MATERIAL FOR THIS EXERCISE>
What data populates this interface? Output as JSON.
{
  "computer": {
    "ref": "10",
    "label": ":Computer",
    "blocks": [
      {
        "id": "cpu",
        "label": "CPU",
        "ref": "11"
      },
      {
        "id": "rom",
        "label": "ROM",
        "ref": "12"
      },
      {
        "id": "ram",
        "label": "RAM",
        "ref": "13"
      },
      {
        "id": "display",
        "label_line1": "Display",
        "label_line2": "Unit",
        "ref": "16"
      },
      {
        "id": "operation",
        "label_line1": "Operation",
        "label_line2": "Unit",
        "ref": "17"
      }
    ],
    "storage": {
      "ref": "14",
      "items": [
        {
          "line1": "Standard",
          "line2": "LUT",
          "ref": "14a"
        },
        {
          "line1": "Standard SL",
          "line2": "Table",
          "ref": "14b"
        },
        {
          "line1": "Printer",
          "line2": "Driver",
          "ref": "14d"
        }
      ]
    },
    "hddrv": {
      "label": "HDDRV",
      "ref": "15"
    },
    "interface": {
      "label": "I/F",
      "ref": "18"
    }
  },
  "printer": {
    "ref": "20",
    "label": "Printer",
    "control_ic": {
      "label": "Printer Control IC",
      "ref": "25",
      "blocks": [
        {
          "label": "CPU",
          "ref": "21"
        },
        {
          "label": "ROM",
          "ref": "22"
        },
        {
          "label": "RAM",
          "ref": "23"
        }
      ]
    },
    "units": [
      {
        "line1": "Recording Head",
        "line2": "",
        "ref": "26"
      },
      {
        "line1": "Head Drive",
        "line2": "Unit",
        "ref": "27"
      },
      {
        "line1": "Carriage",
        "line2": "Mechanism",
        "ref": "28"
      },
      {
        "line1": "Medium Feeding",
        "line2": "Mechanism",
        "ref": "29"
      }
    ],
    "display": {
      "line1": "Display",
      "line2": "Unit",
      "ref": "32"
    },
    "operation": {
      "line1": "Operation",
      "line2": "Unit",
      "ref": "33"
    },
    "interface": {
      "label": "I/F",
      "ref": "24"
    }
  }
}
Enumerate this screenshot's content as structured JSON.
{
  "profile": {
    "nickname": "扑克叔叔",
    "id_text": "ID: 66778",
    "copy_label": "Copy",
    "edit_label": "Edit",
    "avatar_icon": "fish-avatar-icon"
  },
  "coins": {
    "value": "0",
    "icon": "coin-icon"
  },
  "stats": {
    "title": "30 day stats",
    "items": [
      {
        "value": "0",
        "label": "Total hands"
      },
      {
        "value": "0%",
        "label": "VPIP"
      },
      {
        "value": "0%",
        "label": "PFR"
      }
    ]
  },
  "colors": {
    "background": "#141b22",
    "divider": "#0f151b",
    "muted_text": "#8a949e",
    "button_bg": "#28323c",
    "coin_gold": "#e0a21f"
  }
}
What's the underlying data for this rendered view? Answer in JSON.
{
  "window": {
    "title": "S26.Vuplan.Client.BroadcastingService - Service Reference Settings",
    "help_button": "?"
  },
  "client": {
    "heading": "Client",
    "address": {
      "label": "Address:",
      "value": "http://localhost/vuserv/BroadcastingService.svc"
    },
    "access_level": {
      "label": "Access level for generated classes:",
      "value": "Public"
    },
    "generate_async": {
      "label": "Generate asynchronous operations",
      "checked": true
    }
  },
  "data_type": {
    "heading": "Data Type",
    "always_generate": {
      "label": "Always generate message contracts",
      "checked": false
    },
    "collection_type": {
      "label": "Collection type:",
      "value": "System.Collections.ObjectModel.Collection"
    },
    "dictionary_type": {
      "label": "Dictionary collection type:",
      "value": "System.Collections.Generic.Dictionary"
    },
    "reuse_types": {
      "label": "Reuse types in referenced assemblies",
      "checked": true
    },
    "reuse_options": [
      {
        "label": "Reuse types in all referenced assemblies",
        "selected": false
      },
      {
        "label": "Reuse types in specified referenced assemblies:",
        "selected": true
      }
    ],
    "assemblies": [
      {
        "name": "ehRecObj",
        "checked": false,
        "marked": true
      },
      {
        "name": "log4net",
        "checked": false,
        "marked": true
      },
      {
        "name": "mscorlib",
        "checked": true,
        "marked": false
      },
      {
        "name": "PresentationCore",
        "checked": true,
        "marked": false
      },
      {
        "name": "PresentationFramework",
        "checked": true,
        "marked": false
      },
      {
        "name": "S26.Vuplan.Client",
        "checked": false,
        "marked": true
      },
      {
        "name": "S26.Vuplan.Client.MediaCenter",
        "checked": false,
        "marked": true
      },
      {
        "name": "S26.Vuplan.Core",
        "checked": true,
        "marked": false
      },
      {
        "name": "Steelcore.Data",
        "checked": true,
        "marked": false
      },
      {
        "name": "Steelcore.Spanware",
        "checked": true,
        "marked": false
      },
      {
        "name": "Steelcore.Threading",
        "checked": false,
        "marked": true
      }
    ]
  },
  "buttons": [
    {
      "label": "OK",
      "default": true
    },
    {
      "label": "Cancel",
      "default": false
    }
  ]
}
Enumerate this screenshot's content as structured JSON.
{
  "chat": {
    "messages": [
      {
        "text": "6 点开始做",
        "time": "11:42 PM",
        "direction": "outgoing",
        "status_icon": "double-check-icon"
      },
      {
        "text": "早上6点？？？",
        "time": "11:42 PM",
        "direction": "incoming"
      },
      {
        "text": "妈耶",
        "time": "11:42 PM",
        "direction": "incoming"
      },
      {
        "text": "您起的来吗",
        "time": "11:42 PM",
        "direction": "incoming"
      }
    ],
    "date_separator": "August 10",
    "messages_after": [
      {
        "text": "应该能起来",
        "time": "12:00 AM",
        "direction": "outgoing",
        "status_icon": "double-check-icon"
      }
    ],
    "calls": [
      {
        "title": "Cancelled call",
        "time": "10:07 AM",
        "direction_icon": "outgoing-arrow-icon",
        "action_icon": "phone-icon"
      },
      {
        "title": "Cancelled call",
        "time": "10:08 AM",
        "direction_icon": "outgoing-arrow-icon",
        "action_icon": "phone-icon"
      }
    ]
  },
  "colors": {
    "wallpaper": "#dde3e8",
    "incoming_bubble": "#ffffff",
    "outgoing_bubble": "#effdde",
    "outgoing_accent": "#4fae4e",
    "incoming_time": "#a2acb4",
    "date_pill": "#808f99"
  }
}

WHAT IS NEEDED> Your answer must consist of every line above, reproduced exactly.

RESULT FOR THIS TASK>
What data populates this interface? Output as JSON.
{
  "computer": {
    "ref": "10",
    "label": ":Computer",
    "blocks": [
      {
        "id": "cpu",
        "label": "CPU",
        "ref": "11"
      },
      {
        "id": "rom",
        "label": "ROM",
        "ref": "12"
      },
      {
        "id": "ram",
        "label": "RAM",
        "ref": "13"
      },
      {
        "id": "display",
        "label_line1": "Display",
        "label_line2": "Unit",
        "ref": "16"
      },
      {
        "id": "operation",
        "label_line1": "Operation",
        "label_line2": "Unit",
        "ref": "17"
      }
    ],
    "storage": {
      "ref": "14",
      "items": [
        {
          "line1": "Standard",
          "line2": "LUT",
          "ref": "14a"
        },
        {
          "line1": "Standard SL",
          "line2": "Table",
          "ref": "14b"
        },
        {
          "line1": "Printer",
          "line2": "Driver",
          "ref": "14d"
        }
      ]
    },
    "hddrv": {
      "label": "HDDRV",
      "ref": "15"
    },
    "interface": {
      "label": "I/F",
      "ref": "18"
    }
  },
  "printer": {
    "ref": "20",
    "label": "Printer",
    "control_ic": {
      "label": "Printer Control IC",
      "ref": "25",
      "blocks": [
        {
          "label": "CPU",
          "ref": "21"
        },
        {
          "label": "ROM",
          "ref": "22"
        },
        {
          "label": "RAM",
          "ref": "23"
        }
      ]
    },
    "units": [
      {
        "line1": "Recording Head",
        "line2": "",
        "ref": "26"
      },
      {
        "line1": "Head Drive",
        "line2": "Unit",
        "ref": "27"
      },
      {
        "line1": "Carriage",
        "line2": "Mechanism",
        "ref": "28"
      },
      {
        "line1": "Medium Feeding",
        "line2": "Mechanism",
        "ref": "29"
      }
    ],
    "display": {
      "line1": "Display",
      "line2": "Unit",
      "ref": "32"
    },
    "operation": {
      "line1": "Operation",
      "line2": "Unit",
      "ref": "33"
    },
    "interface": {
      "label": "I/F",
      "ref": "24"
    }
  }
}
Enumerate this screenshot's content as structured JSON.
{
  "profile": {
    "nickname": "扑克叔叔",
    "id_text": "ID: 66778",
    "copy_label": "Copy",
    "edit_label": "Edit",
    "avatar_icon": "fish-avatar-icon"
  },
  "coins": {
    "value": "0",
    "icon": "coin-icon"
  },
  "stats": {
    "title": "30 day stats",
    "items": [
      {
        "value": "0",
        "label": "Total hands"
      },
      {
        "value": "0%",
        "label": "VPIP"
      },
      {
        "value": "0%",
        "label": "PFR"
      }
    ]
  },
  "colors": {
    "background": "#141b22",
    "divider": "#0f151b",
    "muted_text": "#8a949e",
    "button_bg": "#28323c",
    "coin_gold": "#e0a21f"
  }
}
What's the underlying data for this rendered view? Answer in JSON.
{
  "window": {
    "title": "S26.Vuplan.Client.BroadcastingService - Service Reference Settings",
    "help_button": "?"
  },
  "client": {
    "heading": "Client",
    "address": {
      "label": "Address:",
      "value": "http://localhost/vuserv/BroadcastingService.svc"
    },
    "access_level": {
      "label": "Access level for generated classes:",
      "value": "Public"
    },
    "generate_async": {
      "label": "Generate asynchronous operations",
      "checked": true
    }
  },
  "data_type": {
    "heading": "Data Type",
    "always_generate": {
      "label": "Always generate message contracts",
      "checked": false
    },
    "collection_type": {
      "label": "Collection type:",
      "value": "System.Collections.ObjectModel.Collection"
    },
    "dictionary_type": {
      "label": "Dictionary collection type:",
      "value": "System.Collections.Generic.Dictionary"
    },
    "reuse_types": {
      "label": "Reuse types in referenced assemblies",
      "checked": true
    },
    "reuse_options": [
      {
        "label": "Reuse types in all referenced assemblies",
        "selected": false
      },
      {
        "label": "Reuse types in specified referenced assemblies:",
        "selected": true
      }
    ],
    "assemblies": [
      {
        "name": "ehRecObj",
        "checked": false,
        "marked": true
      },
      {
        "name": "log4net",
        "checked": false,
        "marked": true
      },
      {
        "name": "mscorlib",
        "checked": true,
        "marked": false
      },
      {
        "name": "PresentationCore",
        "checked": true,
        "marked": false
      },
      {
        "name": "PresentationFramework",
        "checked": true,
        "marked": false
      },
      {
        "name": "S26.Vuplan.Client",
        "checked": false,
        "marked": true
      },
      {
        "name": "S26.Vuplan.Client.MediaCenter",
        "checked": false,
        "marked": true
      },
      {
        "name": "S26.Vuplan.Core",
        "checked": true,
        "marked": false
      },
      {
        "name": "Steelcore.Data",
        "checked": true,
        "marked": false
      },
      {
        "name": "Steelcore.Spanware",
        "checked": true,
        "marked": false
      },
      {
        "name": "Steelcore.Threading",
        "checked": false,
        "marked": true
      }
    ]
  },
  "buttons": [
    {
      "label": "OK",
      "default": true
    },
    {
      "label": "Cancel",
      "default": false
    }
  ]
}
Enumerate this screenshot's content as structured JSON.
{
  "chat": {
    "messages": [
      {
        "text": "6 点开始做",
        "time": "11:42 PM",
        "direction": "outgoing",
        "status_icon": "double-check-icon"
      },
      {
        "text": "早上6点？？？",
        "time": "11:42 PM",
        "direction": "incoming"
      },
      {
        "text": "妈耶",
        "time": "11:42 PM",
        "direction": "incoming"
      },
      {
        "text": "您起的来吗",
        "time": "11:42 PM",
        "direction": "incoming"
      }
    ],
    "date_separator": "August 10",
    "messages_after": [
      {
        "text": "应该能起来",
        "time": "12:00 AM",
        "direction": "outgoing",
        "status_icon": "double-check-icon"
      }
    ],
    "calls": [
      {
        "title": "Cancelled call",
        "time": "10:07 AM",
        "direction_icon": "outgoing-arrow-icon",
        "action_icon": "phone-icon"
      },
      {
        "title": "Cancelled call",
        "time": "10:08 AM",
        "direction_icon": "outgoing-arrow-icon",
        "action_icon": "phone-icon"
      }
    ]
  },
  "colors": {
    "wallpaper": "#dde3e8",
    "incoming_bubble": "#ffffff",
    "outgoing_bubble": "#effdde",
    "outgoing_accent": "#4fae4e",
    "incoming_time": "#a2acb4",
    "date_pill": "#808f99"
  }
}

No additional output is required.